A new research study of children's growth, reported in the recent issue of Pediatrics, can help parents and pediatricians determine the risk that a child will be overweight at age 12 by examining the child's earlier growth. The study demonstrates that children who are overweight at any stage of their growth before age 12 are more likely to be overweight by the time they are 12, and the more times a child is measured as overweight during these growth years, the greater the chance that by 12 the child will be overweight.
For example, the scientists discovered that preschool-age children who were medically determined to be overweight at one of three points of measurement before age 5 were more than five times as likely to be overweight at age 12 than those who were below the 85th percentile for body mass index (BMI) during the same period. BMI is a standard measure calculated from a person's height and weight.
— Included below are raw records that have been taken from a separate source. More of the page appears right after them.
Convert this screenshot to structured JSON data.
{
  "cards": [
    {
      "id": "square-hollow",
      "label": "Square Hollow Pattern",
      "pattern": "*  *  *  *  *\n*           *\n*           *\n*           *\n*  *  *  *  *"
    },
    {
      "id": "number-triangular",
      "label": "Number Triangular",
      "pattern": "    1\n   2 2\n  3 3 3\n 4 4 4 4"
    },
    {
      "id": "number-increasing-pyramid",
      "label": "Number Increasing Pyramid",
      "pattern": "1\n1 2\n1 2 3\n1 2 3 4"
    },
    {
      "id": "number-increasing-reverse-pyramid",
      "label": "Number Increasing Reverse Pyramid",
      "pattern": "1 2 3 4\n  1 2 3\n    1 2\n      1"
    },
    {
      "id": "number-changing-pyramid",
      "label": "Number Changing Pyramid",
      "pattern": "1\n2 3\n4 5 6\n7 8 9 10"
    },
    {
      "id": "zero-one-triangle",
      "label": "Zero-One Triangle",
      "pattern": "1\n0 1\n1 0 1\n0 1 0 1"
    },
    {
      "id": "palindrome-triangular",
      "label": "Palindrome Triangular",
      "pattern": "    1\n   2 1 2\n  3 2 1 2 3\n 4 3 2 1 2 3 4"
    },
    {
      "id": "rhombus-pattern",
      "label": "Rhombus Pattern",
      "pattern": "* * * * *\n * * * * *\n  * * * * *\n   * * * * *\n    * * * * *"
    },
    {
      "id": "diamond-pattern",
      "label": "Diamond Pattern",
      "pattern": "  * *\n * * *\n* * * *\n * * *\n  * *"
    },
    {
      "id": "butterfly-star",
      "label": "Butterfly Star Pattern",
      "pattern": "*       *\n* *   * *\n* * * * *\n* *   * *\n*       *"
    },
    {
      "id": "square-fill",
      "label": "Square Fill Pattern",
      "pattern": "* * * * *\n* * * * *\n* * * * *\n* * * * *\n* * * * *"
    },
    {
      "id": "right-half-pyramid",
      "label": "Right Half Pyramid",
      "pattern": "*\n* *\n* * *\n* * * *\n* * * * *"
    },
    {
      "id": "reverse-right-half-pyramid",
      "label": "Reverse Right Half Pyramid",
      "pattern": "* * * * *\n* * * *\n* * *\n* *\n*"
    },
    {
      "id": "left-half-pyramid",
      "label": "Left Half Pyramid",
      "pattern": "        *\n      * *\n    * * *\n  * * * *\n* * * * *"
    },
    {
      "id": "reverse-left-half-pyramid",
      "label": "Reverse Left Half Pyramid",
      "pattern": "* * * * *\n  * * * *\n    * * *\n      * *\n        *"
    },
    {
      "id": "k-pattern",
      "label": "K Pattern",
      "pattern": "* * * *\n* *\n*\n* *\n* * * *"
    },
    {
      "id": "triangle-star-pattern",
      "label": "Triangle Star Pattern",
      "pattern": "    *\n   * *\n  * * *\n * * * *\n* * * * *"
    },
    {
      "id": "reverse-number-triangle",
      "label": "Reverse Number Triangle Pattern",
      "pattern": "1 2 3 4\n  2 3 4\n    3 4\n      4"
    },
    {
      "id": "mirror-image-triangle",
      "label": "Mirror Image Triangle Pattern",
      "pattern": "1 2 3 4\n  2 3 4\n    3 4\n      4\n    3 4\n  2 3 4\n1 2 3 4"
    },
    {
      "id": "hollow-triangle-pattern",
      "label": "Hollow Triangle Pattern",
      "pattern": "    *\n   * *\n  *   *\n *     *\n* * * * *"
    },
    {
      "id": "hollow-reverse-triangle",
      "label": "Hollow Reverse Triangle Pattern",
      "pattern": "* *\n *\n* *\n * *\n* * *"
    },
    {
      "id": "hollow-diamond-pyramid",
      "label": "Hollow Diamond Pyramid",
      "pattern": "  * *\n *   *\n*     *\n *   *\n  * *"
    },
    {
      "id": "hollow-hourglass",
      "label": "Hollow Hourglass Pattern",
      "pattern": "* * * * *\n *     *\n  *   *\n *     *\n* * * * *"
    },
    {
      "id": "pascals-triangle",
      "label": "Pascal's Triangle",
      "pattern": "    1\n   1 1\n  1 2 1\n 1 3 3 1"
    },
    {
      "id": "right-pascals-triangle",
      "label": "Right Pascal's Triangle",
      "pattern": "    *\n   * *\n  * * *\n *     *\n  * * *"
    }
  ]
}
Philip R. Nader, M.D., Professor Emeritus of Pediatrics at the University of California, San Diego (UCSD) School of Medicine, is primary author of the study, with co-authors from 10 different institutions around the nation. He said the group pursued the study because obesity is a major public health problem in the United States.
As per Center for Disease Control growth standards developed before the obesity epidemic, children are considered to be overweight if their BMI is over the 85th percentile, or falls in the top 15% of children of the same height and gender. The Institute of Medicine considers these children obese if their BMI is over the 95tth percentile or the top 5%. The rate of obesity among adults and children in the U.S. has nearly tripled over the time that the children in the study were growing up.........
Posted by: JoAnn Permalink Source